At the start of the COVID-19 pandemic, severely ill patients were often prescribed pandemic antibiotics even though the disease is caused by a virus. Win McNamee / Getty Images Hide caption
Win McNamee / Getty Images
Win McNamee / Getty Images
Doctors treating COVID-19 patients at the start of the pandemic often resorted to antibiotics. But these drugs have not been helpful in most cases, and overuse of antibiotics is a serious problem.
Several research groups, at Johns Hopkins, the University of Michigan and Bristol, Englandhave observed this trend. Now researchers from the Pew Charitable Trusts have weighed with more data and place these findings in the context of long-term concerns about the fate of antibiotics.
The Centers for Disease Control and Prevention estimates that nearly 3 million Americans get an infection every year caused by a drug-resistant microbe. An estimated 35,000 Americans die each year from these difficult-to-treat infections.
As a result, hospitals should follow rules to limit the unnecessary use of antibiotics. Excessive use of these drugs will accelerate the development of new drug-resistant strains of bacteria.
However, these rules were not strictly followed during the COVID-19 pandemic, especially in the early days.
Here is the scene that doctors face. “You have a patient with this potentially fatal disease,” he says Dr. Susan Swindells, an infectious disease specialist at the University of Nebraska Medical Center. “They have a fever and a cough, and they have difficulty breathing. So the overwhelming desire is to do all you can.”
In the absence of effective drug therapy, this often meant reaching for antibiotics. Some patients were treated only in case they actually had bacterial pneumonia, not COVID-19. In other cases, doctors suspected that patients could have both COVID-19 and a bacterial infection. This double infection is quite common in people with influenza in the hospital.
At the time, she says, “there was very little proven treatment for COVID, so people tried all sorts of things.”
“I think we are all aware of COVID overuse,” she said. And it’s hardly unique. “Many people with the flu or even colds get prescribed antibiotics when they don’t need them. This is definitely a problem.”

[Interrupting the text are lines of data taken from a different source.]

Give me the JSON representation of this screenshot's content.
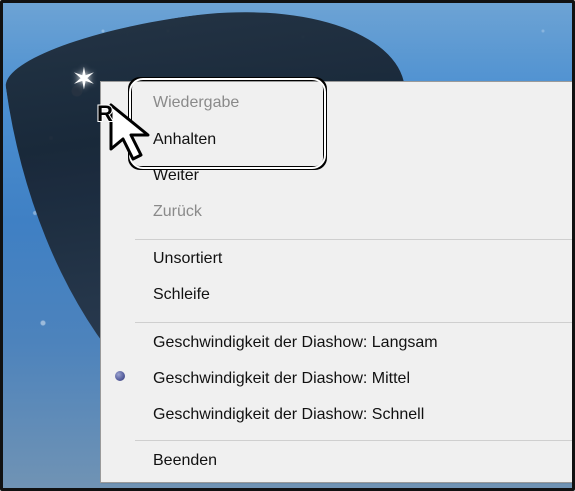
{
  "menu": {
    "items": [
      {
        "label": "Wiedergabe",
        "disabled": true
      },
      {
        "label": "Anhalten",
        "disabled": false
      },
      {
        "label": "Weiter",
        "disabled": false
      },
      {
        "label": "Zurück",
        "disabled": true
      },
      {
        "label": "Unsortiert",
        "disabled": false
      },
      {
        "label": "Schleife",
        "disabled": false
      },
      {
        "label": "Geschwindigkeit der Diashow: Langsam",
        "disabled": false
      },
      {
        "label": "Geschwindigkeit der Diashow: Mittel",
        "disabled": false,
        "selected": true
      },
      {
        "label": "Geschwindigkeit der Diashow: Schnell",
        "disabled": false
      },
      {
        "label": "Beenden",
        "disabled": false
      }
    ]
  },
  "cursor": {
    "letter": "R"
  },
  "colors": {
    "menu_background": "#f0f0f0",
    "disabled_text": "#8a8a8a",
    "highlight_box": "#000000",
    "selected_radio": "#5b63a1"
  },
  "icons": {
    "cursor": "mouse-pointer-icon",
    "selected_indicator": "radio-dot-icon"
  }
}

Rachel Zetts of the Pew Charitable Trusts documents the use of antibiotics for COVID-19. The study of a group of around 5,000 hospitalized patients, mostly in the Midwest, found that more than half were receiving antibiotics, although most of them did not have bacterial infections.
Patients usually received the antibiotics right away before doctors had time to run tests to rule out bacterial infections.
Doing this is “inherently not a bad practice,” says Zett’s co-author, Dr. David Hyun from Pew. “It is a necessary tool for providers to treat patients with suspected bacterial infections by the time they reach hospital doors.”
For example, prompt treatment can save the life of a person with sepsis. This is caused by a bacterial infection.
However, as the pandemic developed, it became increasingly clear that antibiotics were not helping most COVID-19 patients.
Doctors usually stopped therapy within a few days once they determined that their patients were not getting any benefit from it. Even so, this practice contributes to the overuse of antibiotics and can gradually undermine their effectiveness. Hyun says hospitals have been forced to issue guidelines in recent years to curb the inappropriate use of antibiotics.
“We are concerned that the progress we’ve seen over the past few years may be reversed.”
The studies so far mainly relate to media practices that were used in the first six months of the pandemic. Since then, doctors have had effective drugs available and have learned that their patients rarely get secondary bacterial infections.
Swindells says in her hospital that this has reduced the impulse to reach for antibiotics.
“It goes on to a certain extent, but it has improved,” she says.
These lessons have likely been learned in most of the places where COVID-19 is treated. Pew researchers are excited to see the results of follow-up studies to see if this is actually the case.
You can contact NPR science correspondent Richard Harris at [email protected].